WHAT YOU WILL DO
Return only those lines of the listing in which "Editor" appears.
----------------------------------------
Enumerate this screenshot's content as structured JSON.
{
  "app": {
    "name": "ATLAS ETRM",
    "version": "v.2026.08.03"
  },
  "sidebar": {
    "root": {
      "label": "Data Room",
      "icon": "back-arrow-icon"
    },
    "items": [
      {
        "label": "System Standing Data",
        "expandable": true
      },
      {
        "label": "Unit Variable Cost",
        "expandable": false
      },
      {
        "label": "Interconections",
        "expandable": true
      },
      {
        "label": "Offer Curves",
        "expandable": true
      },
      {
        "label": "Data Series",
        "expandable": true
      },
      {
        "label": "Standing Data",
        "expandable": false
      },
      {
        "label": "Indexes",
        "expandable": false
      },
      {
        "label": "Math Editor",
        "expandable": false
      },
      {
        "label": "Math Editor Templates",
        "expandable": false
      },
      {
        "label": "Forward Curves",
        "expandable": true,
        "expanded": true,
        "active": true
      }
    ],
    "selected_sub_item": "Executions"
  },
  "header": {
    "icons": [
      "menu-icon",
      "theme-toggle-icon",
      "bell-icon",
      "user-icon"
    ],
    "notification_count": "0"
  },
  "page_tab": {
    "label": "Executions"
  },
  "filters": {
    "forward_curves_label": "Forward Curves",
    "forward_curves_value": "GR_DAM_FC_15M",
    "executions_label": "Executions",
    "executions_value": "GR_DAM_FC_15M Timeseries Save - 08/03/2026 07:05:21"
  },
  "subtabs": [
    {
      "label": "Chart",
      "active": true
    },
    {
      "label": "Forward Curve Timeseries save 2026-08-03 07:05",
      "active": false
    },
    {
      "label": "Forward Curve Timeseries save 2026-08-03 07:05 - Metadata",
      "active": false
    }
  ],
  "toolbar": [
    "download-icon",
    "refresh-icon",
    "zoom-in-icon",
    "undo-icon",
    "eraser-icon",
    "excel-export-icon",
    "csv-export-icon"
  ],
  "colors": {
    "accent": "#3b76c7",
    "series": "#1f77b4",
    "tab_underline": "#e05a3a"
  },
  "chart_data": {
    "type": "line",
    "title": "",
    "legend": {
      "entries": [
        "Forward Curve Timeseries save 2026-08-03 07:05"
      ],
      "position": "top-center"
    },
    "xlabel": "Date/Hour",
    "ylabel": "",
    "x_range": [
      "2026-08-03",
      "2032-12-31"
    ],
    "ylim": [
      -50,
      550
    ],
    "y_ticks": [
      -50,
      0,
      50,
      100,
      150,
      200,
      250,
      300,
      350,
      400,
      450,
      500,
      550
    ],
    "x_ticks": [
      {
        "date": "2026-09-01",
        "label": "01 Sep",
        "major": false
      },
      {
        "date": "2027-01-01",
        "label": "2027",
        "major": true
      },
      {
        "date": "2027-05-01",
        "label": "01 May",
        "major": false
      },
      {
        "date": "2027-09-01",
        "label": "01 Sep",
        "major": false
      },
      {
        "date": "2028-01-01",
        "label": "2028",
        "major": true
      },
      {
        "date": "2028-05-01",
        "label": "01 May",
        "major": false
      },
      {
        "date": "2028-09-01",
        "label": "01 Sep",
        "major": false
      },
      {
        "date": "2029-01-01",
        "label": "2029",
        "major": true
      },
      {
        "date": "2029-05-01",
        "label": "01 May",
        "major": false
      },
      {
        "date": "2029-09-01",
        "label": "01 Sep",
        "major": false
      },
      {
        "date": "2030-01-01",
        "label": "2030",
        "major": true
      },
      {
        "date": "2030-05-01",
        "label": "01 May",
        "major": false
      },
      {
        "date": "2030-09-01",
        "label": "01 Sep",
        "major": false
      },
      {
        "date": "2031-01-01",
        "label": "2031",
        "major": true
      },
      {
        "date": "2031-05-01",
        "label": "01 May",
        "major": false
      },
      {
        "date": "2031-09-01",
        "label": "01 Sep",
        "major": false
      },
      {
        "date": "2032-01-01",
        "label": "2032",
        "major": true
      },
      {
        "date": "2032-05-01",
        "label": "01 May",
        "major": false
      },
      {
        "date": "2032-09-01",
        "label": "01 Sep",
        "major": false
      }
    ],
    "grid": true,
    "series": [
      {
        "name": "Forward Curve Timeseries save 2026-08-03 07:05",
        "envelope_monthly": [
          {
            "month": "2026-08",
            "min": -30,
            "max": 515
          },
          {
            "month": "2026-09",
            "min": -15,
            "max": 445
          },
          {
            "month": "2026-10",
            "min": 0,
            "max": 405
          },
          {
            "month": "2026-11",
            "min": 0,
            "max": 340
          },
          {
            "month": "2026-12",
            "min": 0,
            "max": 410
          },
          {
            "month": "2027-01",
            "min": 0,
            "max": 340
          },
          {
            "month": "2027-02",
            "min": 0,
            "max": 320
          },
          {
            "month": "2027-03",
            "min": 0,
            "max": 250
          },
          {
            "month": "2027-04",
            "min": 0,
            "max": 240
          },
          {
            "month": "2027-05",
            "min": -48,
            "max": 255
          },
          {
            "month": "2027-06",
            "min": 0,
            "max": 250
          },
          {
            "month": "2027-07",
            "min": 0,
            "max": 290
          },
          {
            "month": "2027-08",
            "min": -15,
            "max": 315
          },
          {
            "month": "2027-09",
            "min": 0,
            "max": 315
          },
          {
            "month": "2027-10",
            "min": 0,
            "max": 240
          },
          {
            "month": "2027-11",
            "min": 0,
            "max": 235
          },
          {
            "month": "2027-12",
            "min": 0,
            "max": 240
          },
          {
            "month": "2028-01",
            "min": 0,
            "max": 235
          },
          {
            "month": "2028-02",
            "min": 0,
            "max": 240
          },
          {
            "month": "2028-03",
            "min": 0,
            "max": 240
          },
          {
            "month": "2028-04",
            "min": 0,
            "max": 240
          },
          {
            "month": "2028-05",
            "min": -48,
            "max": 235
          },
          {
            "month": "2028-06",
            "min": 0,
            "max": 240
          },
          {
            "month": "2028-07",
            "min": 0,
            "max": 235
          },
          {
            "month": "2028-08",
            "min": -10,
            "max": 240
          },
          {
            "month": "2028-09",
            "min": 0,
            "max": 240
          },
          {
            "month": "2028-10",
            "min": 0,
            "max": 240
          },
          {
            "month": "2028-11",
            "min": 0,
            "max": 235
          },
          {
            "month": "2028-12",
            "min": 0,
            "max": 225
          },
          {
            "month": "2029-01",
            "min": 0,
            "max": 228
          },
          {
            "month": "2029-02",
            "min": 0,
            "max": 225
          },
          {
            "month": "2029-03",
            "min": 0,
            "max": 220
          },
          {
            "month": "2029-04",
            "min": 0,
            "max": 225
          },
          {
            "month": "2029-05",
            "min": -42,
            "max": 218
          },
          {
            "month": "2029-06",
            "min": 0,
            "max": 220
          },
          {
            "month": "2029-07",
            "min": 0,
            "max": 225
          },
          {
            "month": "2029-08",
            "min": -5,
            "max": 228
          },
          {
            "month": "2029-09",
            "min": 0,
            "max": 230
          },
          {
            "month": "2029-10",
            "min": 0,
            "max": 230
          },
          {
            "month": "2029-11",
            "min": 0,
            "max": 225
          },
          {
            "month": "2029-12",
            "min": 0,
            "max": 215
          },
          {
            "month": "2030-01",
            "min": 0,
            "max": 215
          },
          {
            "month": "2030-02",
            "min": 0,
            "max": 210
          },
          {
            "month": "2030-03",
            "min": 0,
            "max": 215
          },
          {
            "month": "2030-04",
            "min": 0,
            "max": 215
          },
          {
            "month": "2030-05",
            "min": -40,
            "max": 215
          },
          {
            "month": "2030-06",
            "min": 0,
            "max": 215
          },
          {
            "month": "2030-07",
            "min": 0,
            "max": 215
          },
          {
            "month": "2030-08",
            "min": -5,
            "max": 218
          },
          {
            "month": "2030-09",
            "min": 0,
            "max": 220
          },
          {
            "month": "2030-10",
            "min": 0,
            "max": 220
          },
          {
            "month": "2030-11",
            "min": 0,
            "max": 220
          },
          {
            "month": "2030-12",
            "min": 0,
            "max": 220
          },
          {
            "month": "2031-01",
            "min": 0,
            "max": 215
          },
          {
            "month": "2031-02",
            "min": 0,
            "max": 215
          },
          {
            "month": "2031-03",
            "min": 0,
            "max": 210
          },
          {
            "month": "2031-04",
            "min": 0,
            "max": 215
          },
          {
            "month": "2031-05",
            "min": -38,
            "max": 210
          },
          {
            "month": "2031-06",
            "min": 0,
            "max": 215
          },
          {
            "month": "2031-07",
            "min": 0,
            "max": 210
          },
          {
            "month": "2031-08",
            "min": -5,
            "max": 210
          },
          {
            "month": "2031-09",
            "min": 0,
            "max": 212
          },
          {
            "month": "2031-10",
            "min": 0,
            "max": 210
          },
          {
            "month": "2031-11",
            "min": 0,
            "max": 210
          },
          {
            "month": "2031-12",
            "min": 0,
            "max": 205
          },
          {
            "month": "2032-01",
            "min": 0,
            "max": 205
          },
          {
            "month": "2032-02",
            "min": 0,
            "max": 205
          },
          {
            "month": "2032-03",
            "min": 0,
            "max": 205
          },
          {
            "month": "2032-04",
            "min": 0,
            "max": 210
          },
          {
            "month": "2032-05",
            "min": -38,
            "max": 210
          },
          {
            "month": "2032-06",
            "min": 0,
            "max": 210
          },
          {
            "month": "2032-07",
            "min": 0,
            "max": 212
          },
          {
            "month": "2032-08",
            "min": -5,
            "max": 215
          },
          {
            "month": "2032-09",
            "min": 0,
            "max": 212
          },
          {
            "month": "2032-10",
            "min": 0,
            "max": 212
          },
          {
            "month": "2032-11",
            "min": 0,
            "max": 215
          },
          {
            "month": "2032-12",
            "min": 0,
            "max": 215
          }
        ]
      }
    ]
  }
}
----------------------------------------
EXPECTED OUTPUT
        "label": "Math Editor",
        "label": "Math Editor Templates",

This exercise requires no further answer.